• Project Title: Enhancers Driving Facial and Limb Morphological Differences Between Human and Chimps

  • BASIS Advisor: Dr. Murthy

  • Internship Location: Lawrence Berkeley National Laboratory

  • Onsite Mentor: Dr. Evgeny Kvon

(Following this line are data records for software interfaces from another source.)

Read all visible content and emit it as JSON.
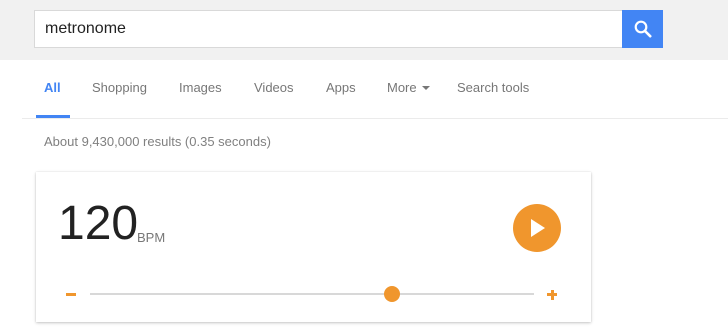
{
  "search": {
    "query": "metronome",
    "button_icon": "search-icon"
  },
  "tabs": [
    {
      "label": "All",
      "active": true
    },
    {
      "label": "Shopping",
      "active": false
    },
    {
      "label": "Images",
      "active": false
    },
    {
      "label": "Videos",
      "active": false
    },
    {
      "label": "Apps",
      "active": false
    },
    {
      "label": "More",
      "active": false,
      "icon": "caret-down-icon"
    },
    {
      "label": "Search tools",
      "active": false
    }
  ],
  "results": {
    "count_text": "About 9,430,000 results (0.35 seconds)"
  },
  "metronome": {
    "tempo": "120",
    "unit": "BPM",
    "play_icon": "play-icon",
    "minus_icon": "minus-icon",
    "plus_icon": "plus-icon",
    "slider_position_fraction": 0.68
  },
  "colors": {
    "accent": "#4285f4",
    "metronome_orange": "#f0962d",
    "top_bar_bg": "#f1f1f1"
  }
}
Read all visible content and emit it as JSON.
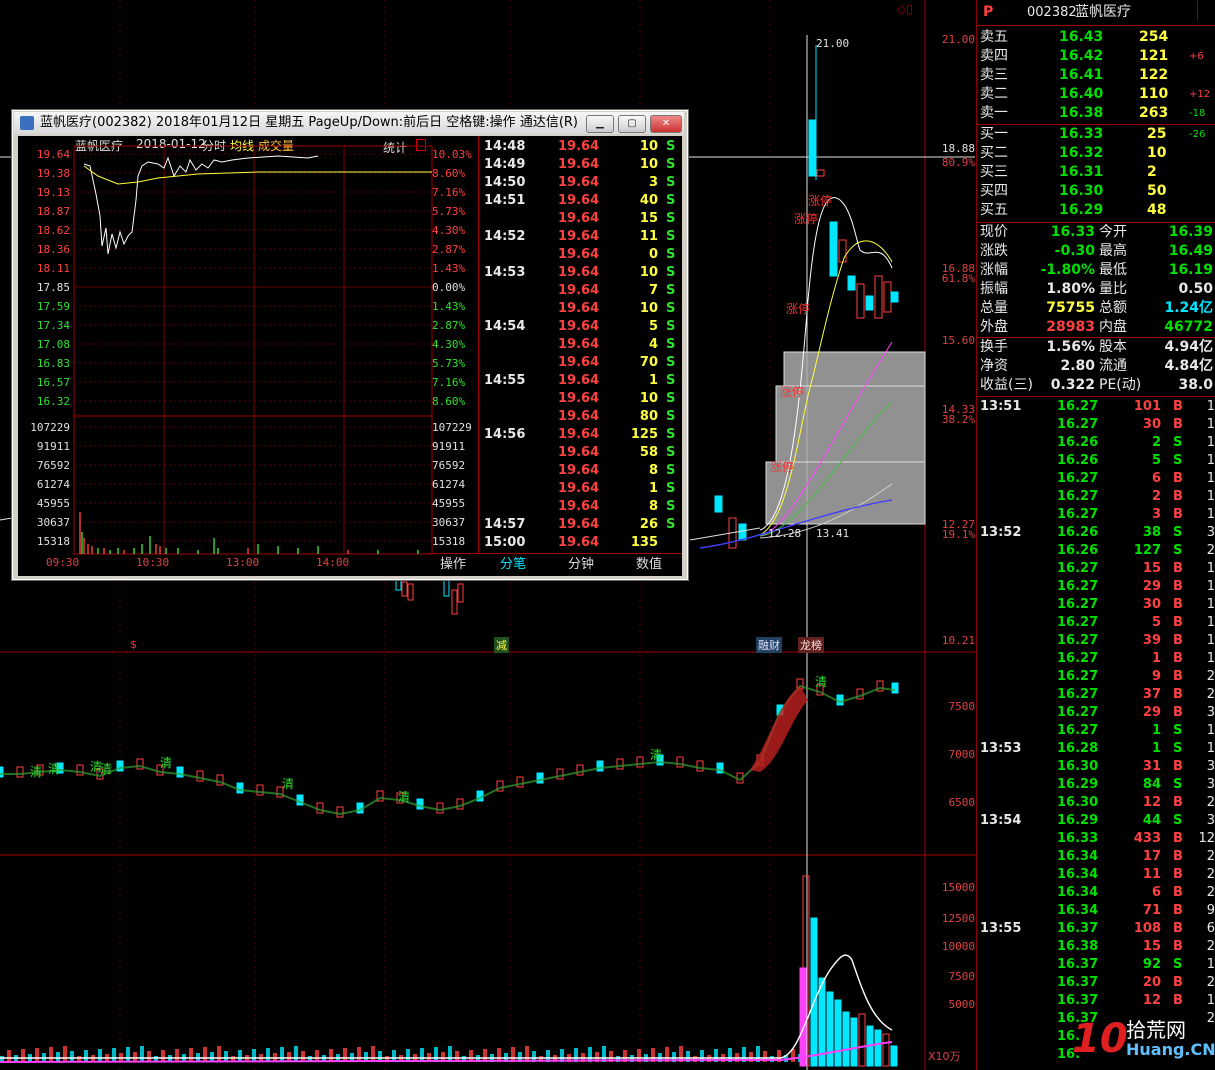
{
  "main_chart": {
    "price_axis": [
      "21.00",
      "18.88",
      "16.88",
      "15.60",
      "14.33",
      "12.27",
      "10.21"
    ],
    "pct_axis": [
      "80.9%",
      "61.8%",
      "38.2%",
      "19.1%"
    ],
    "price_annotations": {
      "high": "21.00",
      "low": "12.28",
      "mid": "13.41"
    },
    "limit_up_labels": [
      "涨停",
      "涨停",
      "涨停",
      "涨停",
      "涨停"
    ],
    "event_markers": [
      "$",
      "减",
      "融财",
      "龙榜"
    ],
    "mid_axis": [
      "7500",
      "7000",
      "6500"
    ],
    "mid_labels": [
      "清",
      "清",
      "清",
      "清",
      "清",
      "清",
      "清",
      "清",
      "清"
    ],
    "vol_axis": [
      "15000",
      "12500",
      "10000",
      "7500",
      "5000"
    ],
    "vol_unit": "X10万"
  },
  "quote": {
    "letter": "P",
    "code": "002382",
    "name": "蓝帆医疗",
    "asks": [
      {
        "label": "卖五",
        "price": "16.43",
        "vol": "254",
        "chg": ""
      },
      {
        "label": "卖四",
        "price": "16.42",
        "vol": "121",
        "chg": "+6"
      },
      {
        "label": "卖三",
        "price": "16.41",
        "vol": "122",
        "chg": ""
      },
      {
        "label": "卖二",
        "price": "16.40",
        "vol": "110",
        "chg": "+12"
      },
      {
        "label": "卖一",
        "price": "16.38",
        "vol": "263",
        "chg": "-18"
      }
    ],
    "bids": [
      {
        "label": "买一",
        "price": "16.33",
        "vol": "25",
        "chg": "-26"
      },
      {
        "label": "买二",
        "price": "16.32",
        "vol": "10",
        "chg": ""
      },
      {
        "label": "买三",
        "price": "16.31",
        "vol": "2",
        "chg": ""
      },
      {
        "label": "买四",
        "price": "16.30",
        "vol": "50",
        "chg": ""
      },
      {
        "label": "买五",
        "price": "16.29",
        "vol": "48",
        "chg": ""
      }
    ],
    "stats": [
      {
        "l1": "现价",
        "v1": "16.33",
        "c1": "green",
        "l2": "今开",
        "v2": "16.39",
        "c2": "green"
      },
      {
        "l1": "涨跌",
        "v1": "-0.30",
        "c1": "green",
        "l2": "最高",
        "v2": "16.49",
        "c2": "green"
      },
      {
        "l1": "涨幅",
        "v1": "-1.80%",
        "c1": "green",
        "l2": "最低",
        "v2": "16.19",
        "c2": "green"
      },
      {
        "l1": "振幅",
        "v1": "1.80%",
        "c1": "white",
        "l2": "量比",
        "v2": "0.50",
        "c2": "white"
      },
      {
        "l1": "总量",
        "v1": "75755",
        "c1": "yellow",
        "l2": "总额",
        "v2": "1.24亿",
        "c2": "cyan"
      },
      {
        "l1": "外盘",
        "v1": "28983",
        "c1": "red",
        "l2": "内盘",
        "v2": "46772",
        "c2": "green"
      }
    ],
    "stats2": [
      {
        "l1": "换手",
        "v1": "1.56%",
        "l2": "股本",
        "v2": "4.94亿"
      },
      {
        "l1": "净资",
        "v1": "2.80",
        "l2": "流通",
        "v2": "4.84亿"
      },
      {
        "l1": "收益(三)",
        "v1": "0.322",
        "l2": "PE(动)",
        "v2": "38.0"
      }
    ],
    "trades": [
      {
        "t": "13:51",
        "p": "16.27",
        "v": "101",
        "s": "B",
        "n": "1"
      },
      {
        "t": "",
        "p": "16.27",
        "v": "30",
        "s": "B",
        "n": "1"
      },
      {
        "t": "",
        "p": "16.26",
        "v": "2",
        "s": "S",
        "n": "1"
      },
      {
        "t": "",
        "p": "16.26",
        "v": "5",
        "s": "S",
        "n": "1"
      },
      {
        "t": "",
        "p": "16.27",
        "v": "6",
        "s": "B",
        "n": "1"
      },
      {
        "t": "",
        "p": "16.27",
        "v": "2",
        "s": "B",
        "n": "1"
      },
      {
        "t": "",
        "p": "16.27",
        "v": "3",
        "s": "B",
        "n": "1"
      },
      {
        "t": "13:52",
        "p": "16.26",
        "v": "38",
        "s": "S",
        "n": "3"
      },
      {
        "t": "",
        "p": "16.26",
        "v": "127",
        "s": "S",
        "n": "2"
      },
      {
        "t": "",
        "p": "16.27",
        "v": "15",
        "s": "B",
        "n": "1"
      },
      {
        "t": "",
        "p": "16.27",
        "v": "29",
        "s": "B",
        "n": "1"
      },
      {
        "t": "",
        "p": "16.27",
        "v": "30",
        "s": "B",
        "n": "1"
      },
      {
        "t": "",
        "p": "16.27",
        "v": "5",
        "s": "B",
        "n": "1"
      },
      {
        "t": "",
        "p": "16.27",
        "v": "39",
        "s": "B",
        "n": "1"
      },
      {
        "t": "",
        "p": "16.27",
        "v": "1",
        "s": "B",
        "n": "1"
      },
      {
        "t": "",
        "p": "16.27",
        "v": "9",
        "s": "B",
        "n": "2"
      },
      {
        "t": "",
        "p": "16.27",
        "v": "37",
        "s": "B",
        "n": "2"
      },
      {
        "t": "",
        "p": "16.27",
        "v": "29",
        "s": "B",
        "n": "3"
      },
      {
        "t": "",
        "p": "16.27",
        "v": "1",
        "s": "S",
        "n": "1"
      },
      {
        "t": "13:53",
        "p": "16.28",
        "v": "1",
        "s": "S",
        "n": "1"
      },
      {
        "t": "",
        "p": "16.30",
        "v": "31",
        "s": "B",
        "n": "3"
      },
      {
        "t": "",
        "p": "16.29",
        "v": "84",
        "s": "S",
        "n": "3"
      },
      {
        "t": "",
        "p": "16.30",
        "v": "12",
        "s": "B",
        "n": "2"
      },
      {
        "t": "13:54",
        "p": "16.29",
        "v": "44",
        "s": "S",
        "n": "3"
      },
      {
        "t": "",
        "p": "16.33",
        "v": "433",
        "s": "B",
        "n": "12"
      },
      {
        "t": "",
        "p": "16.34",
        "v": "17",
        "s": "B",
        "n": "2"
      },
      {
        "t": "",
        "p": "16.34",
        "v": "11",
        "s": "B",
        "n": "2"
      },
      {
        "t": "",
        "p": "16.34",
        "v": "6",
        "s": "B",
        "n": "2"
      },
      {
        "t": "",
        "p": "16.34",
        "v": "71",
        "s": "B",
        "n": "9"
      },
      {
        "t": "13:55",
        "p": "16.37",
        "v": "108",
        "s": "B",
        "n": "6"
      },
      {
        "t": "",
        "p": "16.38",
        "v": "15",
        "s": "B",
        "n": "2"
      },
      {
        "t": "",
        "p": "16.37",
        "v": "92",
        "s": "S",
        "n": "1"
      },
      {
        "t": "",
        "p": "16.37",
        "v": "20",
        "s": "B",
        "n": "2"
      },
      {
        "t": "",
        "p": "16.37",
        "v": "12",
        "s": "B",
        "n": "1"
      },
      {
        "t": "",
        "p": "16.37",
        "v": "",
        "s": "",
        "n": "2"
      },
      {
        "t": "",
        "p": "16.",
        "v": "",
        "s": "",
        "n": ""
      },
      {
        "t": "",
        "p": "16.",
        "v": "",
        "s": "",
        "n": ""
      }
    ]
  },
  "popup": {
    "title": "蓝帆医疗(002382) 2018年01月12日 星期五 PageUp/Down:前后日 空格键:操作 通达信(R)",
    "header": {
      "name": "蓝帆医疗",
      "date": "2018-01-12",
      "mode": "分时",
      "avg": "均线",
      "vol": "成交量",
      "stat": "统计"
    },
    "y_left": [
      "19.64",
      "19.38",
      "19.13",
      "18.87",
      "18.62",
      "18.36",
      "18.11",
      "17.85",
      "17.59",
      "17.34",
      "17.08",
      "16.83",
      "16.57",
      "16.32",
      "107229",
      "91911",
      "76592",
      "61274",
      "45955",
      "30637",
      "15318"
    ],
    "y_right": [
      "10.03%",
      "8.60%",
      "7.16%",
      "5.73%",
      "4.30%",
      "2.87%",
      "1.43%",
      "0.00%",
      "1.43%",
      "2.87%",
      "4.30%",
      "5.73%",
      "7.16%",
      "8.60%",
      "107229",
      "91911",
      "76592",
      "61274",
      "45955",
      "30637",
      "15318"
    ],
    "x_labels": [
      "09:30",
      "10:30",
      "13:00",
      "14:00"
    ],
    "ticks": [
      {
        "t": "14:48",
        "p": "19.64",
        "v": "10",
        "s": "S"
      },
      {
        "t": "14:49",
        "p": "19.64",
        "v": "10",
        "s": "S"
      },
      {
        "t": "14:50",
        "p": "19.64",
        "v": "3",
        "s": "S"
      },
      {
        "t": "14:51",
        "p": "19.64",
        "v": "40",
        "s": "S"
      },
      {
        "t": "",
        "p": "19.64",
        "v": "15",
        "s": "S"
      },
      {
        "t": "14:52",
        "p": "19.64",
        "v": "11",
        "s": "S"
      },
      {
        "t": "",
        "p": "19.64",
        "v": "0",
        "s": "S"
      },
      {
        "t": "14:53",
        "p": "19.64",
        "v": "10",
        "s": "S"
      },
      {
        "t": "",
        "p": "19.64",
        "v": "7",
        "s": "S"
      },
      {
        "t": "",
        "p": "19.64",
        "v": "10",
        "s": "S"
      },
      {
        "t": "14:54",
        "p": "19.64",
        "v": "5",
        "s": "S"
      },
      {
        "t": "",
        "p": "19.64",
        "v": "4",
        "s": "S"
      },
      {
        "t": "",
        "p": "19.64",
        "v": "70",
        "s": "S"
      },
      {
        "t": "14:55",
        "p": "19.64",
        "v": "1",
        "s": "S"
      },
      {
        "t": "",
        "p": "19.64",
        "v": "10",
        "s": "S"
      },
      {
        "t": "",
        "p": "19.64",
        "v": "80",
        "s": "S"
      },
      {
        "t": "14:56",
        "p": "19.64",
        "v": "125",
        "s": "S"
      },
      {
        "t": "",
        "p": "19.64",
        "v": "58",
        "s": "S"
      },
      {
        "t": "",
        "p": "19.64",
        "v": "8",
        "s": "S"
      },
      {
        "t": "",
        "p": "19.64",
        "v": "1",
        "s": "S"
      },
      {
        "t": "",
        "p": "19.64",
        "v": "8",
        "s": "S"
      },
      {
        "t": "14:57",
        "p": "19.64",
        "v": "26",
        "s": "S"
      },
      {
        "t": "15:00",
        "p": "19.64",
        "v": "135",
        "s": ""
      }
    ],
    "tabs": [
      "操作",
      "分笔",
      "分钟",
      "数值"
    ]
  },
  "watermark": {
    "num": "10",
    "text": "拾荒网",
    "site": "Huang.CN"
  }
}
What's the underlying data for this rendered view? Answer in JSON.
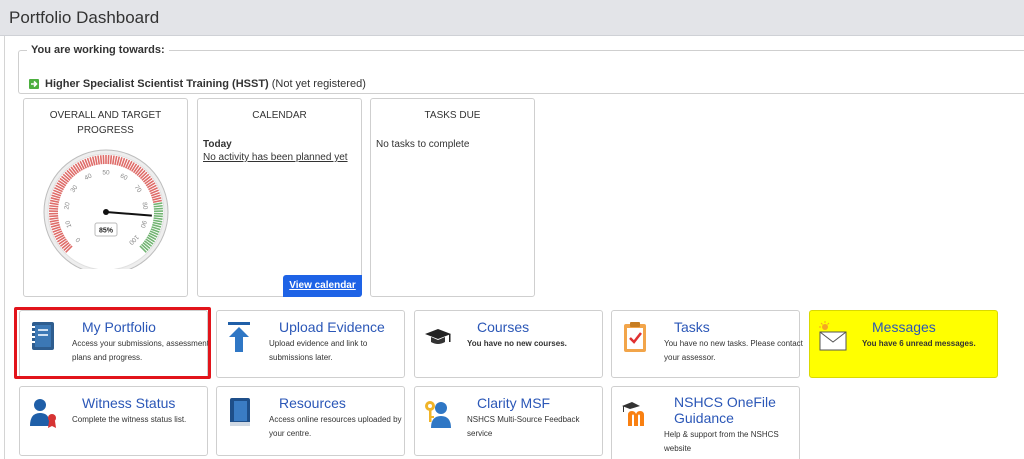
{
  "header": {
    "title": "Portfolio Dashboard"
  },
  "working": {
    "legend": "You are working towards:",
    "qualification": "Higher Specialist Scientist Training (HSST)",
    "status": "(Not yet registered)",
    "icon": "arrow-right-icon"
  },
  "progress": {
    "title": "OVERALL AND TARGET PROGRESS",
    "value_percent": 85,
    "label": "85%",
    "ticks": [
      "0",
      "10",
      "20",
      "30",
      "40",
      "50",
      "60",
      "70",
      "80",
      "90",
      "100"
    ]
  },
  "calendar": {
    "title": "CALENDAR",
    "today_label": "Today",
    "empty_text": "No activity has been planned yet",
    "button": "View calendar"
  },
  "tasks_due": {
    "title": "TASKS DUE",
    "empty_text": "No tasks to complete"
  },
  "tiles": {
    "my_portfolio": {
      "title": "My Portfolio",
      "desc": "Access your submissions, assessment plans and progress.",
      "icon": "book-icon"
    },
    "upload_evidence": {
      "title": "Upload Evidence",
      "desc": "Upload evidence and link to submissions later.",
      "icon": "upload-arrow-icon"
    },
    "courses": {
      "title": "Courses",
      "desc": "You have no new courses.",
      "icon": "graduation-cap-icon"
    },
    "tasks": {
      "title": "Tasks",
      "desc": "You have no new tasks. Please contact your assessor.",
      "icon": "clipboard-check-icon"
    },
    "messages": {
      "title": "Messages",
      "desc": "You have 6 unread messages.",
      "icon": "envelope-icon"
    },
    "witness_status": {
      "title": "Witness Status",
      "desc": "Complete the witness status list.",
      "icon": "user-award-icon"
    },
    "resources": {
      "title": "Resources",
      "desc": "Access online resources uploaded by your centre.",
      "icon": "book-blue-icon"
    },
    "clarity_msf": {
      "title": "Clarity MSF",
      "desc": "NSHCS Multi-Source Feedback service",
      "icon": "user-key-icon"
    },
    "onefile_guidance": {
      "title": "NSHCS OneFile Guidance",
      "desc": "Help & support from the NSHCS website",
      "icon": "moodle-icon"
    }
  },
  "colors": {
    "accent": "#2b57b7",
    "highlight": "#e2141b",
    "messages_bg": "#ffff00",
    "button": "#1e63e6"
  }
}
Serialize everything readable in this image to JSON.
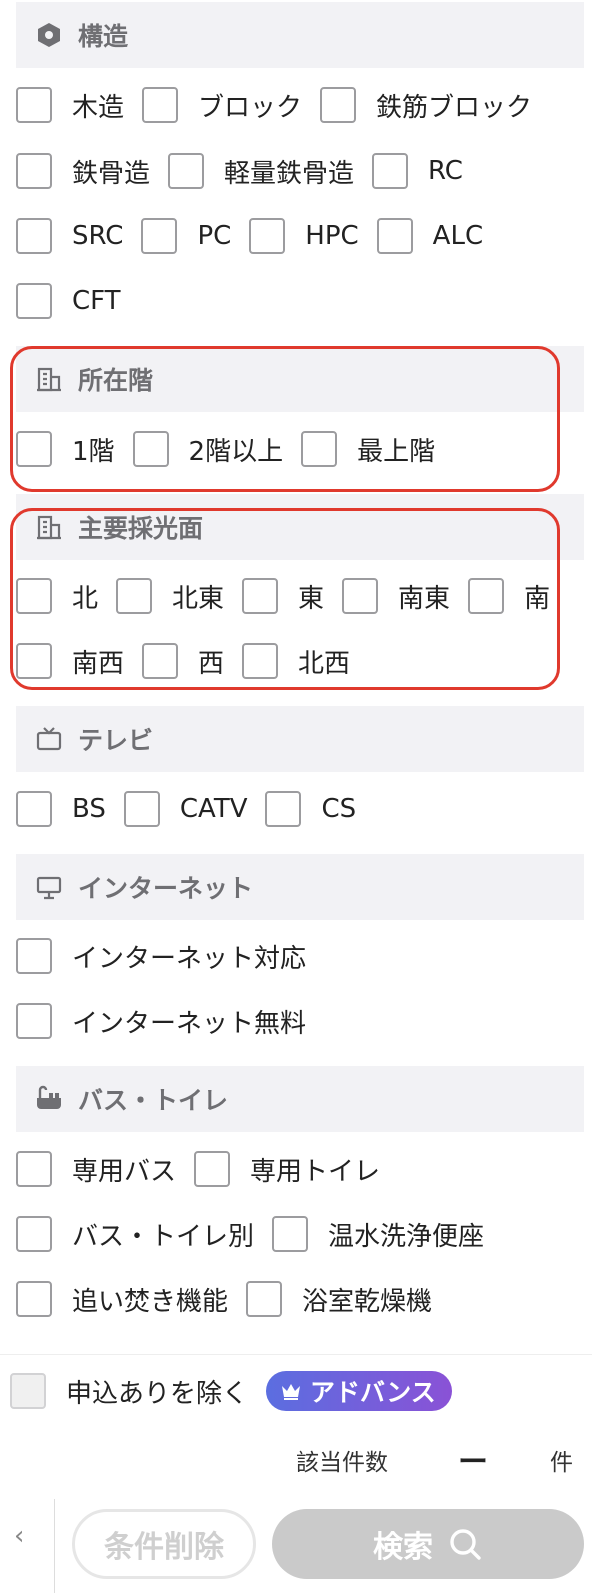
{
  "sections": {
    "structure": {
      "title": "構造",
      "options": [
        "木造",
        "ブロック",
        "鉄筋ブロック",
        "鉄骨造",
        "軽量鉄骨造",
        "RC",
        "SRC",
        "PC",
        "HPC",
        "ALC",
        "CFT"
      ]
    },
    "floor": {
      "title": "所在階",
      "options": [
        "1階",
        "2階以上",
        "最上階"
      ]
    },
    "lighting": {
      "title": "主要採光面",
      "options": [
        "北",
        "北東",
        "東",
        "南東",
        "南",
        "南西",
        "西",
        "北西"
      ]
    },
    "tv": {
      "title": "テレビ",
      "options": [
        "BS",
        "CATV",
        "CS"
      ]
    },
    "internet": {
      "title": "インターネット",
      "options": [
        "インターネット対応",
        "インターネット無料"
      ]
    },
    "bath": {
      "title": "バス・トイレ",
      "options": [
        "専用バス",
        "専用トイレ",
        "バス・トイレ別",
        "温水洗浄便座",
        "追い焚き機能",
        "浴室乾燥機"
      ]
    }
  },
  "footer": {
    "exclude_label": "申込ありを除く",
    "advance_badge": "アドバンス",
    "count_label": "該当件数",
    "count_value": "ー",
    "count_unit": "件",
    "back_label": "‹",
    "clear_label": "条件削除",
    "search_label": "検索"
  },
  "colors": {
    "highlight": "#e0392d",
    "header_bg": "#f2f2f5",
    "advance_gradient": [
      "#5b6ee0",
      "#8a52d6"
    ]
  }
}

With almost a 98% similarity in human and chimpanzee DNA, what accounts for the substantial organismal differences found between the two? Part of the answer lies in segments of short, non-coding regulatory sequences known as enhancers. These short sequences are scattered across the entire genome, and can upregulate the expression of a certain gene by recruiting specific transcription factors at certain stages of development. At the Mammalian Functional Genomics Lab, our team plans on evaluating the role of humans versus chimp enhancer function during limb and facial development; we will use mice as a model for comparative phenotyping. This project will utilize a genomic editing tool known as CRISPR/Cas9, an enzymatic complex that can target specific sequences to “snip” out. By using CRISPR/Cas9 to cut out the original mouse enhancer and replacing it with either the human or chimp enhancer, we can then study the resulting embryos to find differences in facial and limb development. Even small resulting changes in the gene expression could lead to significant elongation of the limbs or other areas of development. Understanding the role of non-coding regulatory DNA sequences and enhancer function is crucial in explaining why humans have developed into what we are today. My project will also include a claymation video that explains the function and importance of enhancers.